• _Work to complete_
Go through the data underneath and report how many lines hold the string "this", giving only the number.

• _Records provided_
*-*-*
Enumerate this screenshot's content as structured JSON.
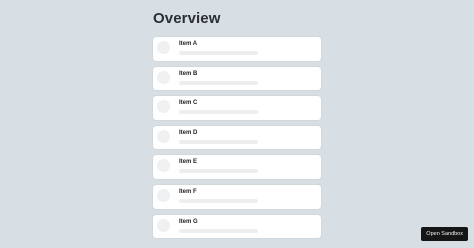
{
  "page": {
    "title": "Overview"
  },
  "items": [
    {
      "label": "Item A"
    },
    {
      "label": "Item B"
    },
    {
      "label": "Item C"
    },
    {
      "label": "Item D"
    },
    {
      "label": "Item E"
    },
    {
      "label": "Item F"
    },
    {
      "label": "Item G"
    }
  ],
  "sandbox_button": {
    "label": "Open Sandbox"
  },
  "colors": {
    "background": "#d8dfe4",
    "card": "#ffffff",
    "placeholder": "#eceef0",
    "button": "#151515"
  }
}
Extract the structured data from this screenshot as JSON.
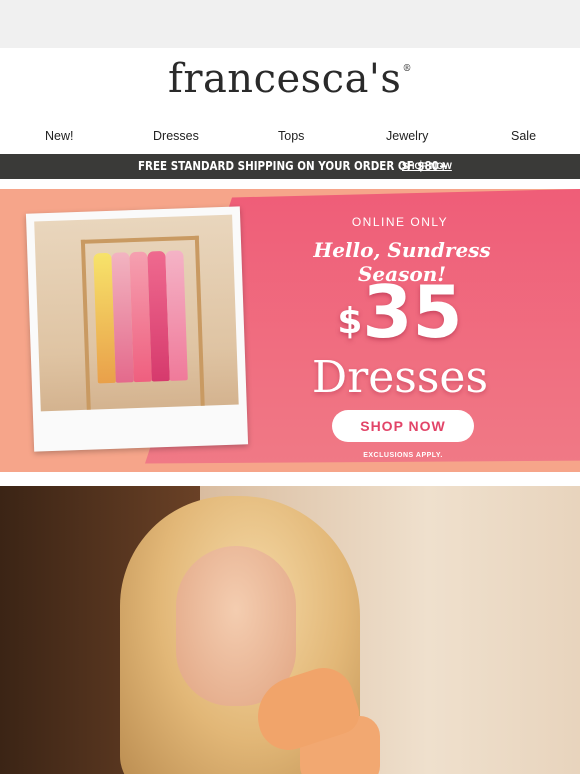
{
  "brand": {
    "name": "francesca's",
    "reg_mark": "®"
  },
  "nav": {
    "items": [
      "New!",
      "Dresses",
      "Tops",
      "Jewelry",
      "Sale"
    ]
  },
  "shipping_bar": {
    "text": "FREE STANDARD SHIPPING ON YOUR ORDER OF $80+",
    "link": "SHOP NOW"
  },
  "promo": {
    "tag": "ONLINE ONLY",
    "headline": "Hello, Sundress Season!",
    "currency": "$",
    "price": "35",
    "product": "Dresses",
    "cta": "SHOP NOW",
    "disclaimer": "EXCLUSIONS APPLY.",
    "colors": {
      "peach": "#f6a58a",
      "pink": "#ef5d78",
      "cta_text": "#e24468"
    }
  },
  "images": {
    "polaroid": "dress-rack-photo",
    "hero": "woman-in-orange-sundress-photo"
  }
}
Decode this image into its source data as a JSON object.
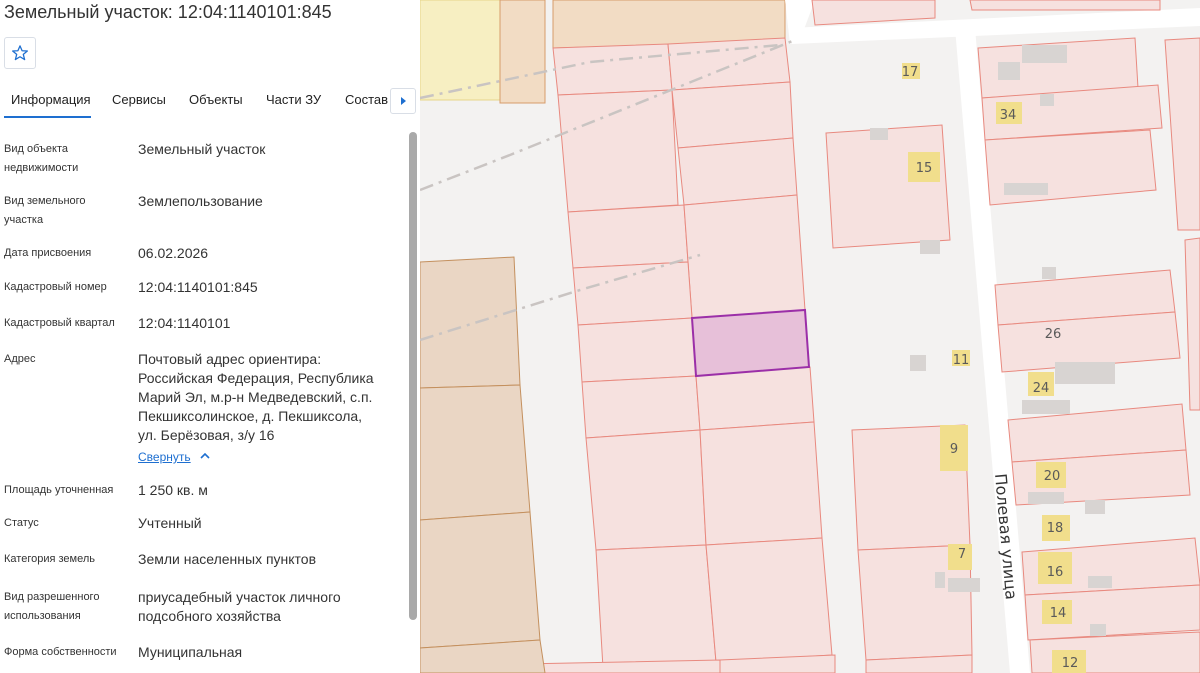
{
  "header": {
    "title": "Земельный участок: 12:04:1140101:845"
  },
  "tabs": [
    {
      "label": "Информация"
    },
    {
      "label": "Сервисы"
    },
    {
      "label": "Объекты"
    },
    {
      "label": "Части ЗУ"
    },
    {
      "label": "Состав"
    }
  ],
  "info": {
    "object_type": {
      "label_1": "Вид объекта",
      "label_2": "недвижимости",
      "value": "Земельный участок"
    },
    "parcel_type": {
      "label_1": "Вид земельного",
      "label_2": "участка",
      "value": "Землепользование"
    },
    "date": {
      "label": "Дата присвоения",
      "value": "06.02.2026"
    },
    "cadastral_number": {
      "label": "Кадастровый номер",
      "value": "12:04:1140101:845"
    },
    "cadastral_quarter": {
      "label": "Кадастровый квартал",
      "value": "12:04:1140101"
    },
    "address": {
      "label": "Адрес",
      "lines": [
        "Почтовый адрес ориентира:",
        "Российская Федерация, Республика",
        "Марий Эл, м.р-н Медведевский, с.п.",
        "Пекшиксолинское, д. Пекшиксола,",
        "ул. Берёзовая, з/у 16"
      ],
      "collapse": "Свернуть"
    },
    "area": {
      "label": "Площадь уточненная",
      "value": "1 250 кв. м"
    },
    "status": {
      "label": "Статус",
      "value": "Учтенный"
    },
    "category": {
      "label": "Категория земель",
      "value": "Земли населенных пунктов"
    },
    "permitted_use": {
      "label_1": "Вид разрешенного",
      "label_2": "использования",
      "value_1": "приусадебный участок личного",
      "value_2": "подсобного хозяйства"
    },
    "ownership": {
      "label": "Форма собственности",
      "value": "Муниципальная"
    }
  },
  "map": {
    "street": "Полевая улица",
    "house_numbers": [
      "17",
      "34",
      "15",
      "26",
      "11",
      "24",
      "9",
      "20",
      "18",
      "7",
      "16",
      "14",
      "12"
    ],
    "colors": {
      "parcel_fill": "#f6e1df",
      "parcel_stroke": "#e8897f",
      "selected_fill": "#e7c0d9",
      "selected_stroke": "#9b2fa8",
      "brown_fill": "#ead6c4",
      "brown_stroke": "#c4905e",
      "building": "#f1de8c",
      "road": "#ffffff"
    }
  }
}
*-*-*
• _Solution to the problem_
3